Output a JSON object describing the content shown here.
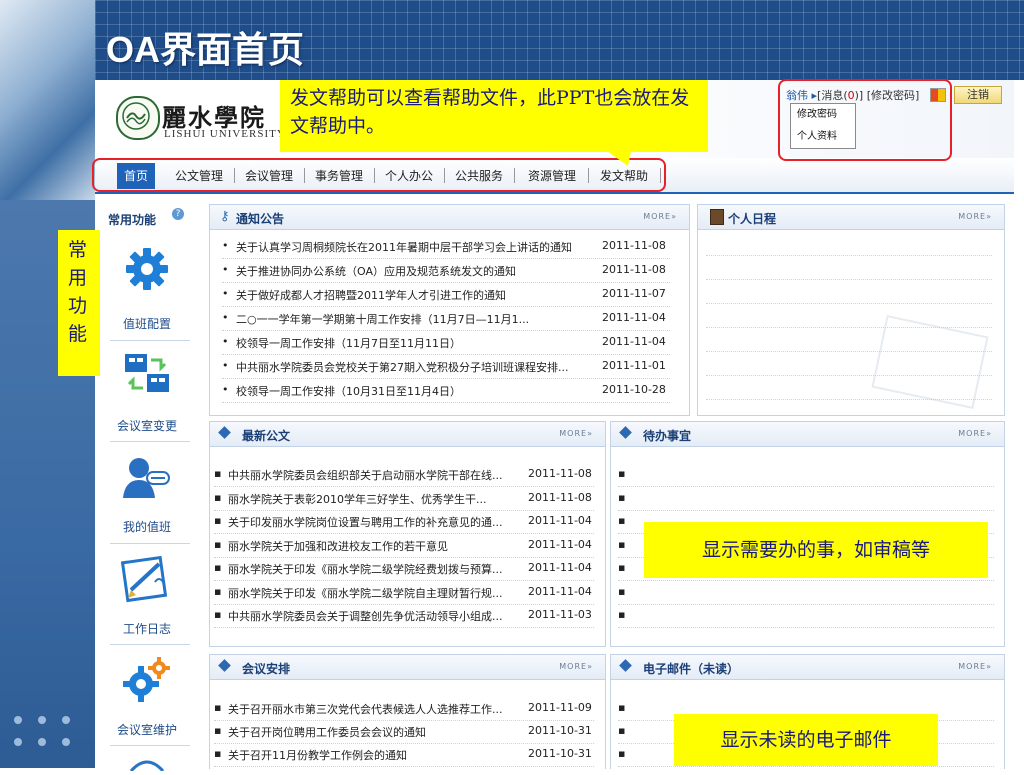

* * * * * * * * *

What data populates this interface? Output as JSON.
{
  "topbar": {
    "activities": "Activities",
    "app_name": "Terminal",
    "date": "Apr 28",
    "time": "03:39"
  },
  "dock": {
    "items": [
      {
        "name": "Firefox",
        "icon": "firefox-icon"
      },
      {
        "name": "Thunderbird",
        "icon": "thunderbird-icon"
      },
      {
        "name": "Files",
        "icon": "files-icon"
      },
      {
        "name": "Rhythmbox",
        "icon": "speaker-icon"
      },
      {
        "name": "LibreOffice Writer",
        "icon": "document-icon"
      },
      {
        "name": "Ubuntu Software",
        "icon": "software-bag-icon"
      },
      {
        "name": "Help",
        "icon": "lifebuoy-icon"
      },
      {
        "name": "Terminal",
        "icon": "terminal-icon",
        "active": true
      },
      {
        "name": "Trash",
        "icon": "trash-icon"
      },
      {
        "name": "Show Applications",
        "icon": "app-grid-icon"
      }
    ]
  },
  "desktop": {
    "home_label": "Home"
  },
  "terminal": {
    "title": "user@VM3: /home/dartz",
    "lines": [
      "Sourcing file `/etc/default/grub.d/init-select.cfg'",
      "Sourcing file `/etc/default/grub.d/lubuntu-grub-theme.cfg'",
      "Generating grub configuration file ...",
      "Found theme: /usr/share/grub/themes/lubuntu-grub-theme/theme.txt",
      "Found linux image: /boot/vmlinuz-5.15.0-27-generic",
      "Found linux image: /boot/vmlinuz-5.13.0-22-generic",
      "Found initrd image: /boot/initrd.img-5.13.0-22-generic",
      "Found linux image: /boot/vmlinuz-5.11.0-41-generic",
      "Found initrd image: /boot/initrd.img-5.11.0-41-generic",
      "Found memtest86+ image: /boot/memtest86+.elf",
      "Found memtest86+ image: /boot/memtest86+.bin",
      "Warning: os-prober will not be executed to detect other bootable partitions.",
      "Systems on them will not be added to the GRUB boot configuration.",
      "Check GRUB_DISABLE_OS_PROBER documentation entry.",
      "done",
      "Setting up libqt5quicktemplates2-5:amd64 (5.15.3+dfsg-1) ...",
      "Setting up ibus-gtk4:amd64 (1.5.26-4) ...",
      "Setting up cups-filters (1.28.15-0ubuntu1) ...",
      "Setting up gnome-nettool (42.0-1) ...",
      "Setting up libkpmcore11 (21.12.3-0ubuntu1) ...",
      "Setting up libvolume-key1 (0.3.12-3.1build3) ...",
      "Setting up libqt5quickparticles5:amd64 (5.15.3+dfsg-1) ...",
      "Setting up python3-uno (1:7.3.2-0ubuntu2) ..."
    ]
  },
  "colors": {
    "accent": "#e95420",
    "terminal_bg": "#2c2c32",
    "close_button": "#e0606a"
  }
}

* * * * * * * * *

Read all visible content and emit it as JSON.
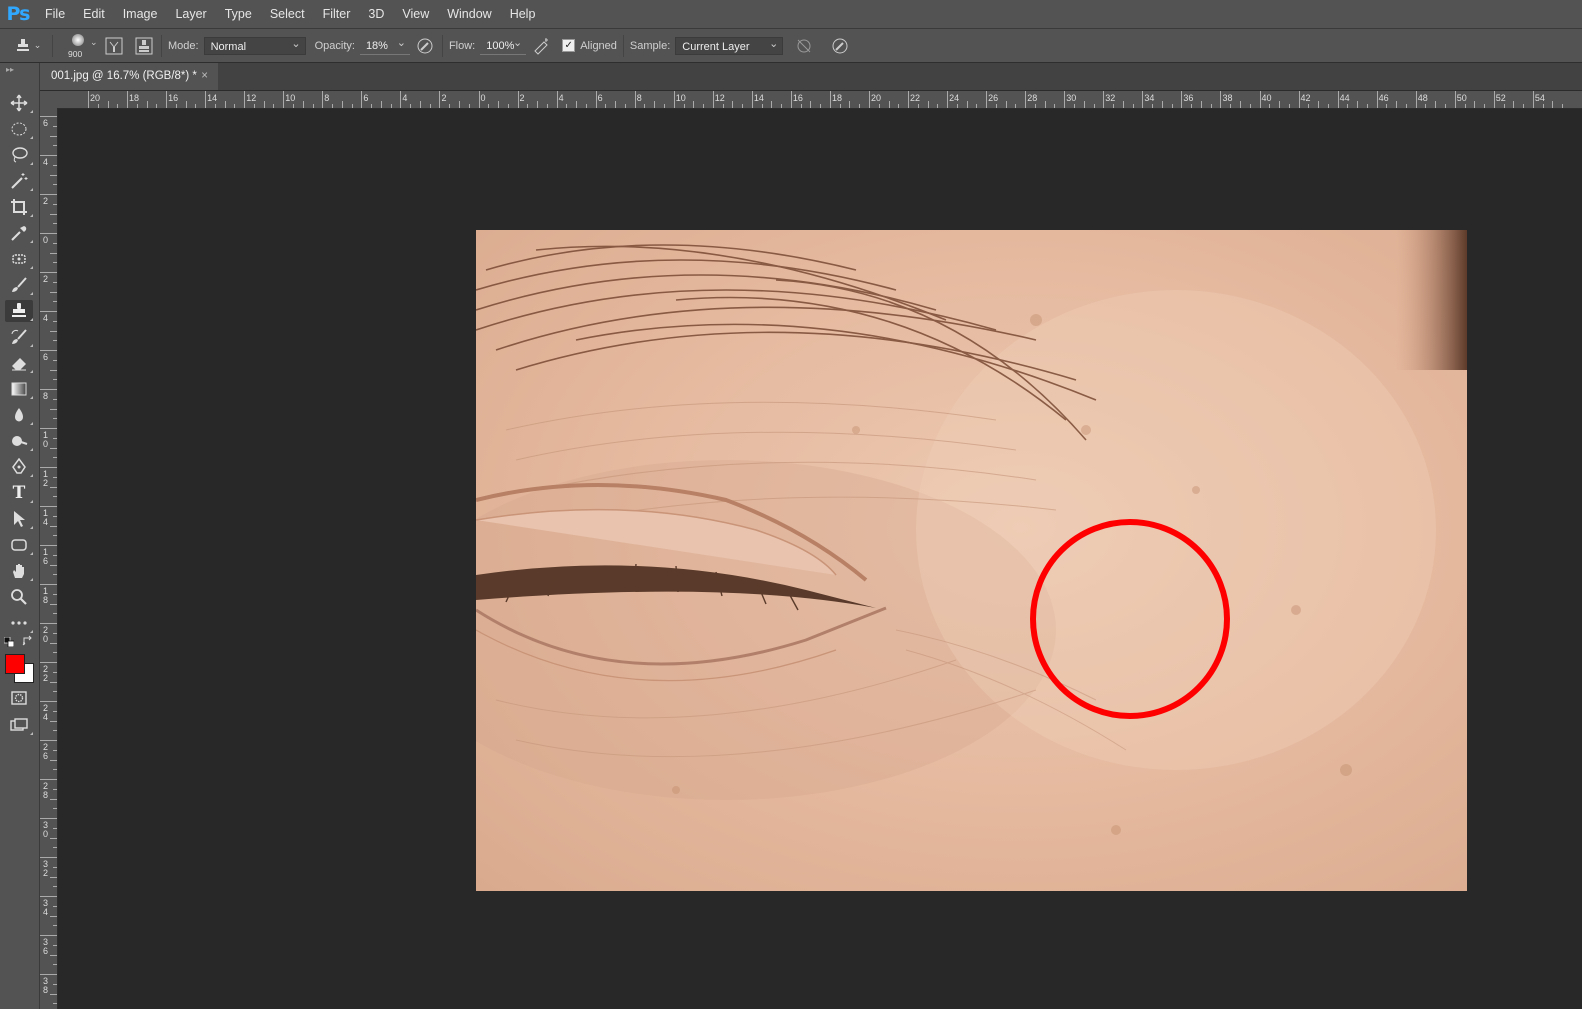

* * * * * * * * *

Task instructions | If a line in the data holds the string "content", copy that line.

Output for this exercise |
Output a JSON object describing the content shown here.
Read all visible content and emit it as JSON.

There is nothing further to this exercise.